faceted fluorite - Illinois
Fluorite: Illinois (1,031, world’s largest of this color). Photo © Joel E. Arem, PhD, FGA. Used with permission.
  • Smithsonian Institution (Washington, DC): 729 (green, Colombia); 492, 354 (pink, Korea); 348 (pale blue, Korea); 263, 234 (light brown, Africa); 118 (purple, England); 354 (pale yellow, Illinois); 229, 124.5 (green, New Hampshire); 117 (green, Africa); 111.2 (violet, Illinois); 118.5, 85.4 (blue, Illinois); 32.7 (colorless, Illinois); 13 (pink, Switzerland).
  • Devonian Group (Calgary, Alberta, Canada): 68 (deep blue, Namibia), 23.7 (pink, Africa); 72.4 (green).
  • Harvard University: 180 (green, New Hampshire).
  • Los Angeles County Museum: 1031 (yellow, triangle, Cave-in-Rock, Illinois, world’s largest yellow fluorite); 100 (chrome fluorite, Colombia); 30 (chrome fluorite, Azusa Canyon, Los Angeles County, California).
  • Private Collection: 100+ (pink, South Africa); 203.5 (yellow, Illinois); 17.92 (brown, Michigan); 3969 (Kashmir-sapphire blue, Illinois).
faceted fluorite - Smithsonian Institution
At 3,965.35 cts, one of the largest known fluorite gems, on display at the Smithsonian National Museum of Natural History. “2009 04 19 – 4733b – Washington DC – Natural History Museum – Fluorite” by thisisbossi. Licensed under CC By-SA 2.0.

Care

Due to its cleavage, brittleness, and low hardness, fluorite is too fragile for most jewelry use. Ring use isn’t recommended. However, protective settings, occasional wear, and use in pendants and earrings can let you show off these beautiful gems. Some specimens may fade with prolonged exposure to light, so store any fluorite jewelry out of the light.
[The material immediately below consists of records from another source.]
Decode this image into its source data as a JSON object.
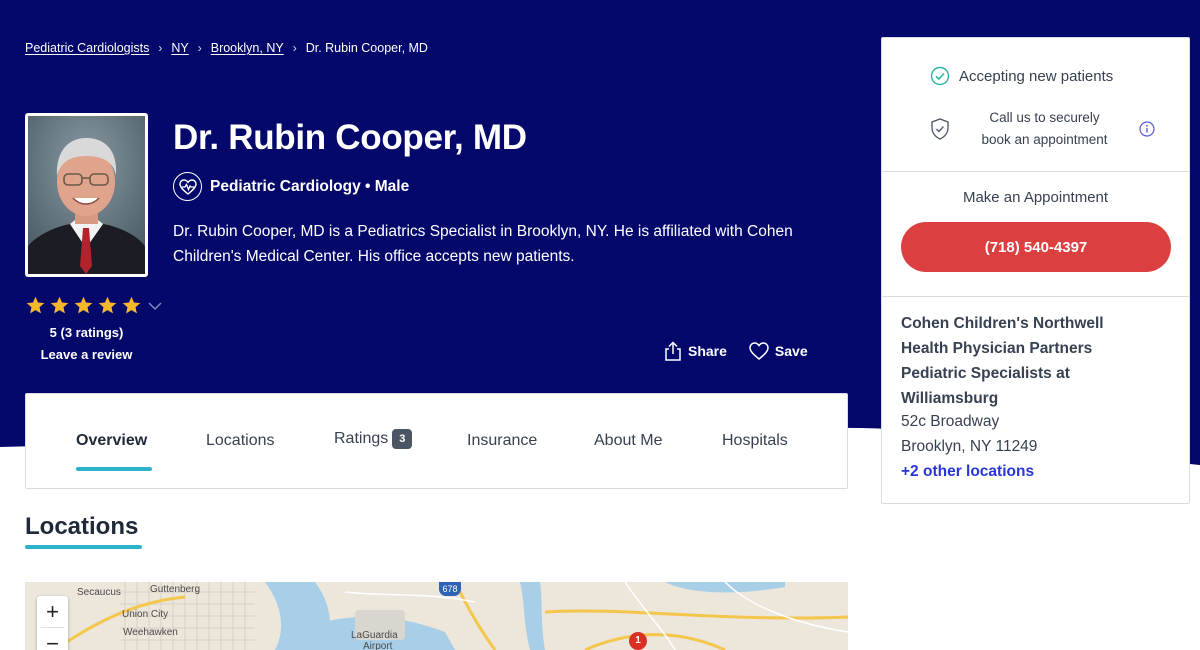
{
  "colors": {
    "hero_bg": "#04086b",
    "accent_underline": "#2bb3c9",
    "phone_button": "#dc3f3f",
    "link_blue": "#2936d6",
    "check_teal": "#2bb3a3",
    "star_gold": "#f6b828"
  },
  "breadcrumb": {
    "items": [
      "Pediatric Cardiologists",
      "NY",
      "Brooklyn, NY"
    ],
    "current": "Dr. Rubin Cooper, MD",
    "separator_icon": "chevron-right-icon"
  },
  "doctor": {
    "name": "Dr. Rubin Cooper, MD",
    "specialty": "Pediatric Cardiology • Male",
    "specialty_icon": "heart-pulse-icon",
    "bio": "Dr. Rubin Cooper, MD is a Pediatrics Specialist in Brooklyn, NY. He is affiliated with Cohen Children's Medical Center. His office accepts new patients.",
    "rating_value": 5,
    "rating_text": "5 (3 ratings)",
    "review_link": "Leave a review"
  },
  "actions": {
    "share": "Share",
    "save": "Save"
  },
  "tabs": [
    {
      "label": "Overview",
      "active": true
    },
    {
      "label": "Locations",
      "active": false
    },
    {
      "label": "Ratings",
      "badge": "3",
      "active": false
    },
    {
      "label": "Insurance",
      "active": false
    },
    {
      "label": "About Me",
      "active": false
    },
    {
      "label": "Hospitals",
      "active": false
    }
  ],
  "section": {
    "title": "Locations"
  },
  "map": {
    "labels": [
      "Secaucus",
      "Guttenberg",
      "Union City",
      "Weehawken",
      "LaGuardia",
      "Airport"
    ],
    "highway": "678",
    "pin": "1",
    "zoom_in": "+",
    "zoom_out": "−"
  },
  "sidebar": {
    "accepting": "Accepting new patients",
    "call_line1": "Call us to securely",
    "call_line2": "book an appointment",
    "make_appointment": "Make an Appointment",
    "phone": "(718) 540-4397",
    "practice_lines": [
      "Cohen Children's Northwell",
      "Health Physician Partners",
      "Pediatric Specialists at",
      "Williamsburg"
    ],
    "address_line1": "52c Broadway",
    "address_line2": "Brooklyn, NY 11249",
    "other_locations": "+2 other locations"
  }
}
In addition, store them separately from other harder gemstones to prevent contact scratches.

Since fluorites are slightly soluble in water, never submerge them. Clean them only with a warm damp cloth, detergent, and soft brush. Never use mechanical cleaning systems. For more cleaning recommendations, consult our gemstone jewelry cleaning guide.

fluorite and sterling silver pendant
“Pear Shaped Fluorite set in Sterling Silver Necklace” by Gaia Metal Studio. Licensed under CC By-ND 2.0.